(ii) Potential difference, V = 4 V 12 Ω and 2 Ω resistors are connected in parallel. The voltage across each component of a parallel circuit remains the same.
Hence, the voltage across 2 Ω resistor will be 4 V.
Power consumed by 2 Ω resistor is given by P= V2/R = 42/2 = 8 W
Therefore, the power used by 2 Ω resistor is 8 W.

Q 15: Two lamps, one rated 100 W at 220 V, and the other 60 W at 220 V, are connected in parallel to electric mains supply. What current is drawn from the line if the supply voltage is 220 V?

Both the bulbs are connected in parallel. Therefore, potential difference across each of them will be 220 V, because no division of voltage occurs in a parallel circuit.
Current drawn by the bulb of rating 100 W is given by,
Power = Voltage × Current
(Current = (Power/ Voltage)=(100/ 220}A)
Similarly, current drawn by the bulb of rating 60 W is given by,
Power = Voltage × Current
Current = (Power/Voltage) = 60/220 A
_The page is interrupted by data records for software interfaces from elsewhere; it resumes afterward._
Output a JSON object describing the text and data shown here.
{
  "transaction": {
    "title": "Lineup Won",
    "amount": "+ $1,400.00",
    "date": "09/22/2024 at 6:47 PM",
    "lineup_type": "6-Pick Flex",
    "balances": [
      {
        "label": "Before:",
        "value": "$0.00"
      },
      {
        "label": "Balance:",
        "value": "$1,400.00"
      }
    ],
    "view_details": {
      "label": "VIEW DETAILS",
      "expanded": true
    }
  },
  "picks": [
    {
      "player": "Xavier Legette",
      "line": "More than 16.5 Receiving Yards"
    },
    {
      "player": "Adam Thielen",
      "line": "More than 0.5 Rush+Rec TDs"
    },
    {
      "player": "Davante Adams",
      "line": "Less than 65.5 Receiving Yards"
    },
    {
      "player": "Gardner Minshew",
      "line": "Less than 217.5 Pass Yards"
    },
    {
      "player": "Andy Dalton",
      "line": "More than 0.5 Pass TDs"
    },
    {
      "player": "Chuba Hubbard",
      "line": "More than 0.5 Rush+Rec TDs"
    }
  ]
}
Hence, current drawn from the line

Q 16: Which uses more energy, a 250 W TV set in 1 hr, or a 1200 W toaster in 10 minutes?
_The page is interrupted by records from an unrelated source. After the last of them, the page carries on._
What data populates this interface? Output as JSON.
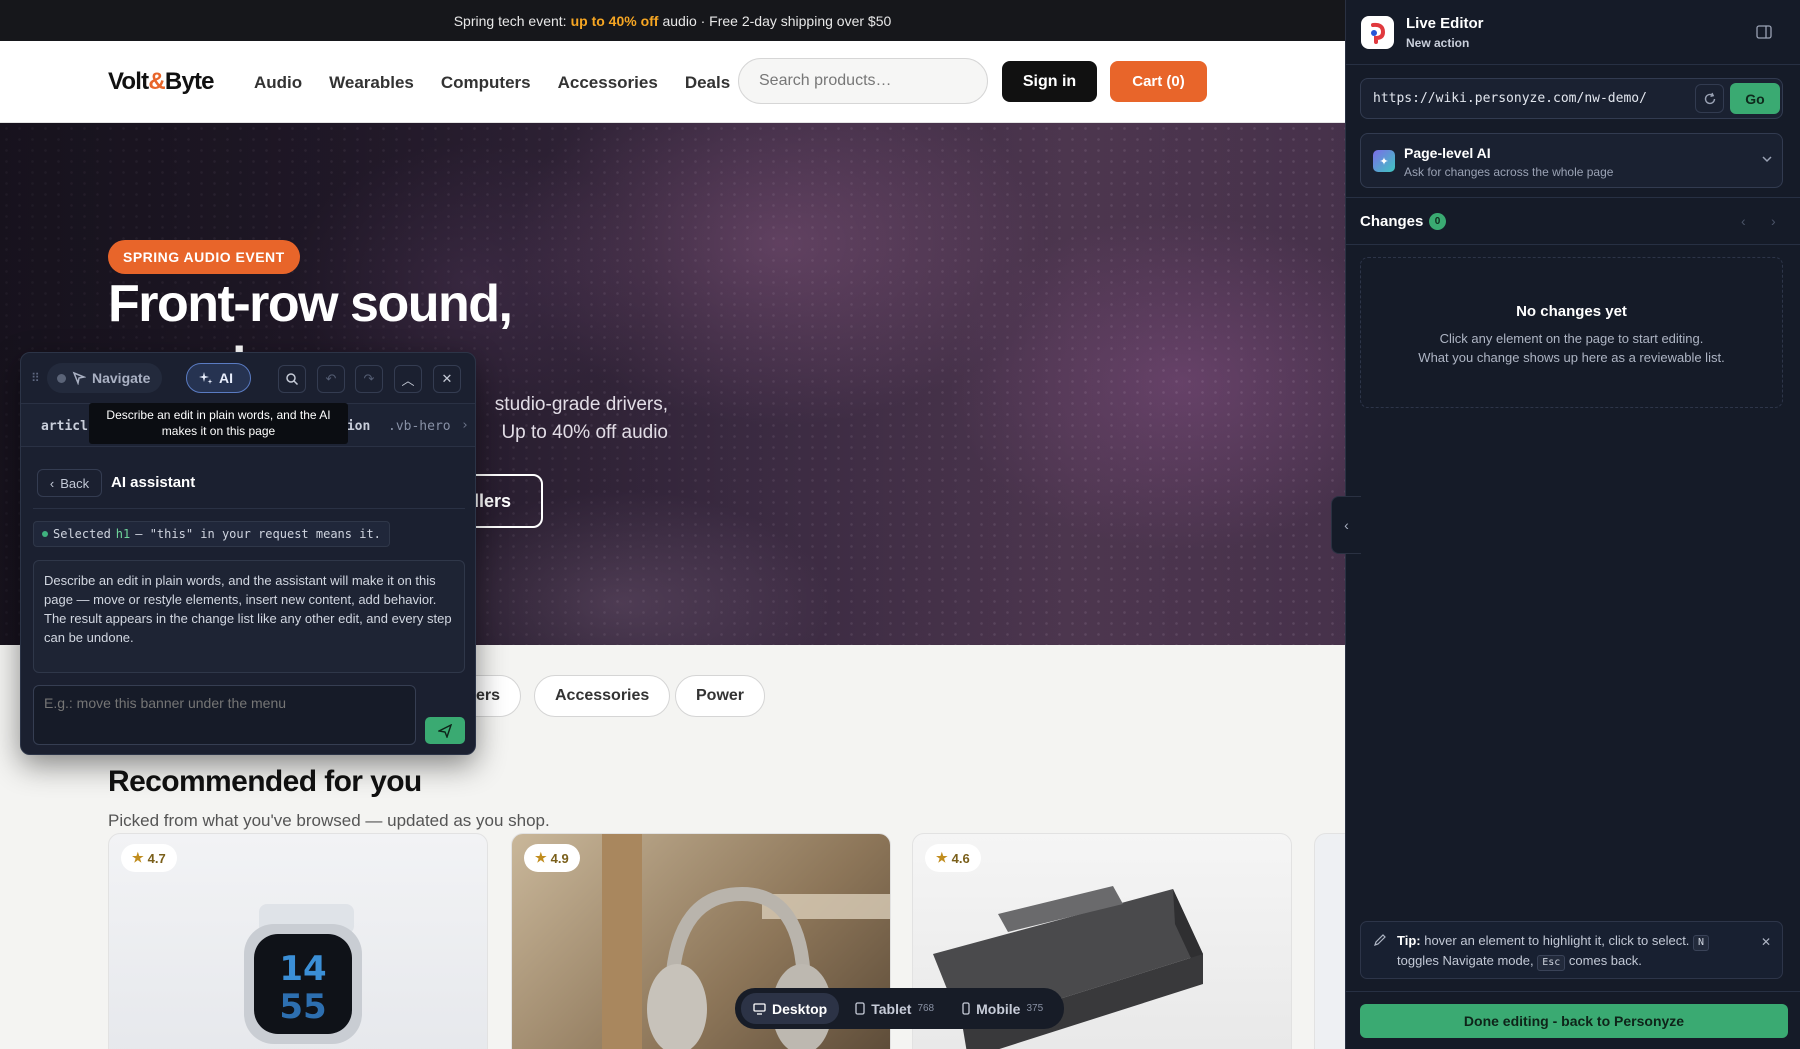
{
  "announcement": {
    "prefix": "Spring tech event:",
    "highlight": "up to 40% off",
    "suffix": "audio · Free 2-day shipping over $50"
  },
  "header": {
    "logo_left": "Volt",
    "logo_amp": "&",
    "logo_right": "Byte",
    "nav": [
      "Audio",
      "Wearables",
      "Computers",
      "Accessories",
      "Deals"
    ],
    "search_placeholder": "Search products…",
    "sign_in": "Sign in",
    "cart": "Cart (0)"
  },
  "hero": {
    "badge": "SPRING AUDIO EVENT",
    "title_line1": "Front-row sound,",
    "title_line2": "anywhere",
    "subtitle_line1": "studio-grade drivers,",
    "subtitle_line2": "Up to 40% off audio",
    "cta": "llers"
  },
  "categories": {
    "visible_chips": [
      "ters",
      "Accessories",
      "Power"
    ]
  },
  "recommended": {
    "title": "Recommended for you",
    "subtitle": "Picked from what you've browsed — updated as you shop.",
    "cards": [
      {
        "rating": "4.7",
        "image": "smartwatch"
      },
      {
        "rating": "4.9",
        "image": "headphones"
      },
      {
        "rating": "4.6",
        "image": "speaker"
      }
    ]
  },
  "floating_panel": {
    "navigate": "Navigate",
    "ai": "AI",
    "tooltip": "Describe an edit in plain words, and the AI makes it on this page",
    "breadcrumb_start": "articl",
    "breadcrumb_tag": "tion",
    "breadcrumb_class": ".vb-hero",
    "back": "Back",
    "title": "AI assistant",
    "selected_prefix": "Selected",
    "selected_tag": "h1",
    "selected_suffix": "— \"this\" in your request means it.",
    "description": "Describe an edit in plain words, and the assistant will make it on this page — move or restyle elements, insert new content, add behavior. The result appears in the change list like any other edit, and every step can be undone.",
    "prompt_placeholder": "E.g.: move this banner under the menu"
  },
  "device_bar": {
    "desktop": "Desktop",
    "tablet": "Tablet",
    "tablet_px": "768",
    "mobile": "Mobile",
    "mobile_px": "375",
    "active": "Desktop"
  },
  "editor": {
    "title": "Live Editor",
    "subtitle": "New action",
    "url": "https://wiki.personyze.com/nw-demo/",
    "go": "Go",
    "page_ai_title": "Page-level AI",
    "page_ai_sub": "Ask for changes across the whole page",
    "changes_title": "Changes",
    "changes_count": "0",
    "empty_title": "No changes yet",
    "empty_line1": "Click any element on the page to start editing.",
    "empty_line2": "What you change shows up here as a reviewable list.",
    "tip_label": "Tip:",
    "tip_part1": "hover an element to highlight it, click to select.",
    "tip_key1": "N",
    "tip_part2": "toggles Navigate mode,",
    "tip_key2": "Esc",
    "tip_part3": "comes back.",
    "done": "Done editing - back to Personyze"
  },
  "colors": {
    "accent_orange": "#e8652a",
    "editor_bg": "#151b28",
    "green": "#3aaa72",
    "announce_highlight": "#f6a623"
  }
}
Energy consumed by an electrical appliance is given by the expression,

H= Pt
Where,
Power of the appliance = P
Time = t
Energy consumed by a TV set of power 250 W in 1 h = 250 ×3600 = 9 ×105 J
Energy consumed by a toaster of power 1200 W in 10 minutes = 1200 ×600
Energy consumed by a toaster of power 1200 W in 10 minutes = 1200 ×600 = 7.2×105 J
Therefore, the energy consumed by a 250 W TV set in 1 h is more than the energy consumed by a toaster of power 1200 W in 10 minutes.

Q 17: An electric heater of resistance 8 Ω draws 15 A from the service mains 2 hours. Calculate the rate at which heat is developed in the heater.

Rate of heat produced by a device is given by the expression for power as, P= I2R Where, Resistance of the electric heater, R= 8 Ω Current drawn, I = 15 A
P= (15)2 × 8 = 1800 J/s
Therefore, heat is produced by the heater at the rate of 1800 J/s.

Q 18: Explain the following.
(a) Why is the tungsten used almost exclusively for filament of electric lamps?
(b) Why are the conductors of electric heating devices, such as bread-toasters and electric irons, made of an alloy rather than a pure metal?
(c) Why is the series arrangement not used for domestic circuits?
(d) How does the resistance of a wire vary with its area of cross-section?
(e) Why are copper and aluminium wires usually employed for electricity transmission?